Work task: Go through the records and give each one again exactly.

⟨

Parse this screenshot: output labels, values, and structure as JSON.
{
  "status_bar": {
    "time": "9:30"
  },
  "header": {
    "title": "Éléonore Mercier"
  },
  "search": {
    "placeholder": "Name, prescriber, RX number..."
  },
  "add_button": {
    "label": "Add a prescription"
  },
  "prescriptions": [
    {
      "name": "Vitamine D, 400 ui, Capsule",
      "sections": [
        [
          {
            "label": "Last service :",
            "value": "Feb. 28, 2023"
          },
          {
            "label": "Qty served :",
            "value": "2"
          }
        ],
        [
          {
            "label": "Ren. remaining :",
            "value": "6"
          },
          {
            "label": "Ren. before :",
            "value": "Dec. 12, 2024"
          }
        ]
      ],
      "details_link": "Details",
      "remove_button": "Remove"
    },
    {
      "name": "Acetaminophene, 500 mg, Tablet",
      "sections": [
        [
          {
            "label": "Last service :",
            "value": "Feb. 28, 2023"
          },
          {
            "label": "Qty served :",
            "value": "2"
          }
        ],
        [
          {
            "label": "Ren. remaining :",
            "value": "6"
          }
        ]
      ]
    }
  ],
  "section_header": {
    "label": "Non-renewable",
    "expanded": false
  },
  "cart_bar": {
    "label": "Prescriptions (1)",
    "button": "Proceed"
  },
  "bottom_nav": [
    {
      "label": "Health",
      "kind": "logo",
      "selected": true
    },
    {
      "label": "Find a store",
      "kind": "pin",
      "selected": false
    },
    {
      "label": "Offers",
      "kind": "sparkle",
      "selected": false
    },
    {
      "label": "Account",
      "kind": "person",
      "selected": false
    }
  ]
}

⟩

Worked solution:
Parse this screenshot: output labels, values, and structure as JSON.
{
  "status_bar": {
    "time": "9:30"
  },
  "header": {
    "title": "Éléonore Mercier"
  },
  "search": {
    "placeholder": "Name, prescriber, RX number..."
  },
  "add_button": {
    "label": "Add a prescription"
  },
  "prescriptions": [
    {
      "name": "Vitamine D, 400 ui, Capsule",
      "sections": [
        [
          {
            "label": "Last service :",
            "value": "Feb. 28, 2023"
          },
          {
            "label": "Qty served :",
            "value": "2"
          }
        ],
        [
          {
            "label": "Ren. remaining :",
            "value": "6"
          },
          {
            "label": "Ren. before :",
            "value": "Dec. 12, 2024"
          }
        ]
      ],
      "details_link": "Details",
      "remove_button": "Remove"
    },
    {
      "name": "Acetaminophene, 500 mg, Tablet",
      "sections": [
        [
          {
            "label": "Last service :",
            "value": "Feb. 28, 2023"
          },
          {
            "label": "Qty served :",
            "value": "2"
          }
        ],
        [
          {
            "label": "Ren. remaining :",
            "value": "6"
          }
        ]
      ]
    }
  ],
  "section_header": {
    "label": "Non-renewable",
    "expanded": false
  },
  "cart_bar": {
    "label": "Prescriptions (1)",
    "button": "Proceed"
  },
  "bottom_nav": [
    {
      "label": "Health",
      "kind": "logo",
      "selected": true
    },
    {
      "label": "Find a store",
      "kind": "pin",
      "selected": false
    },
    {
      "label": "Offers",
      "kind": "sparkle",
      "selected": false
    },
    {
      "label": "Account",
      "kind": "person",
      "selected": false
    }
  ]
}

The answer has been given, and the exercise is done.